§ **TASK STATEMENT**
Wherever a line of the records contains "description", copy that line.

§ **THE RECORDS**

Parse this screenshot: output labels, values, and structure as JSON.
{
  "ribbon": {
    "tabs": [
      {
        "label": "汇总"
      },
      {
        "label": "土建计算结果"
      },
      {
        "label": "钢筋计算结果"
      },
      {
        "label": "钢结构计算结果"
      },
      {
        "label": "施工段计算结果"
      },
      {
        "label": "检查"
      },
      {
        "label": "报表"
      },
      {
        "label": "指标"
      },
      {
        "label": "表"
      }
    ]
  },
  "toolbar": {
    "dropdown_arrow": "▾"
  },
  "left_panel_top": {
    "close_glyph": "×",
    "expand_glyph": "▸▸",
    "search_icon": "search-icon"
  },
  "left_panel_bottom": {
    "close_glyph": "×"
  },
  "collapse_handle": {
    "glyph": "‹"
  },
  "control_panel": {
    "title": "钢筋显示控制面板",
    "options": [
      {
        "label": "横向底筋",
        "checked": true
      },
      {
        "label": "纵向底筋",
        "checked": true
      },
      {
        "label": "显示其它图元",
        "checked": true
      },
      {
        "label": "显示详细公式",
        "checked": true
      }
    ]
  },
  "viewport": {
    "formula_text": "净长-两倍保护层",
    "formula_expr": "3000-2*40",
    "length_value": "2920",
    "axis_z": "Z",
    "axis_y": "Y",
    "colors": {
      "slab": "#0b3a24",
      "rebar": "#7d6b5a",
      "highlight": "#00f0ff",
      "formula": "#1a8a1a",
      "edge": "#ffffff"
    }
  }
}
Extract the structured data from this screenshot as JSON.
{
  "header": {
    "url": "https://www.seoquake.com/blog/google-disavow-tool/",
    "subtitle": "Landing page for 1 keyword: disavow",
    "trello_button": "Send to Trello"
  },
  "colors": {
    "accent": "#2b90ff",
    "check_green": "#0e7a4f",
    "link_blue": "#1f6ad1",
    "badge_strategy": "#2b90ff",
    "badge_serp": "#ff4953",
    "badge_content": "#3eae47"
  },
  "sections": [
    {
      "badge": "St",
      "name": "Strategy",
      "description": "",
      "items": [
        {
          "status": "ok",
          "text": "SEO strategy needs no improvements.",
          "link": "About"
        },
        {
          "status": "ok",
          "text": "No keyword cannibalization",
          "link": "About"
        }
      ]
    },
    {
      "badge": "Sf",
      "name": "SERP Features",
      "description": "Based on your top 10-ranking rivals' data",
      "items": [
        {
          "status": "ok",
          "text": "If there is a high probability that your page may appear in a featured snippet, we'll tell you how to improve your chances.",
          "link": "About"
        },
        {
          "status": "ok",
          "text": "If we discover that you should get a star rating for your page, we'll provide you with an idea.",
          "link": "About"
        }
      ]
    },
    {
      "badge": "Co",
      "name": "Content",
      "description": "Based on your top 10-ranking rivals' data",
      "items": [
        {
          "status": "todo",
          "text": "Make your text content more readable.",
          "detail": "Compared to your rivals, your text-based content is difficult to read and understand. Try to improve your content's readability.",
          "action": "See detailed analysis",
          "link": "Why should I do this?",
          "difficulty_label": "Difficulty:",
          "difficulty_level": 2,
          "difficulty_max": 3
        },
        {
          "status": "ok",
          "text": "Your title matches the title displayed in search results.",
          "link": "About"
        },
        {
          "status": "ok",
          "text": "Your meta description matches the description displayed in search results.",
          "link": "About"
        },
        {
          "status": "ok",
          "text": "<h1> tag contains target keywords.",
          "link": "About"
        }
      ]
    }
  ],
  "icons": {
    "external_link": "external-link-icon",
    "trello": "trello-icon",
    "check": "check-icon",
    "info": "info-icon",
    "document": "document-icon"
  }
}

§ **RESULT**
      "description": "",
      "description": "Based on your top 10-ranking rivals' data",
      "description": "Based on your top 10-ranking rivals' data",
          "text": "Your meta description matches the description displayed in search results.",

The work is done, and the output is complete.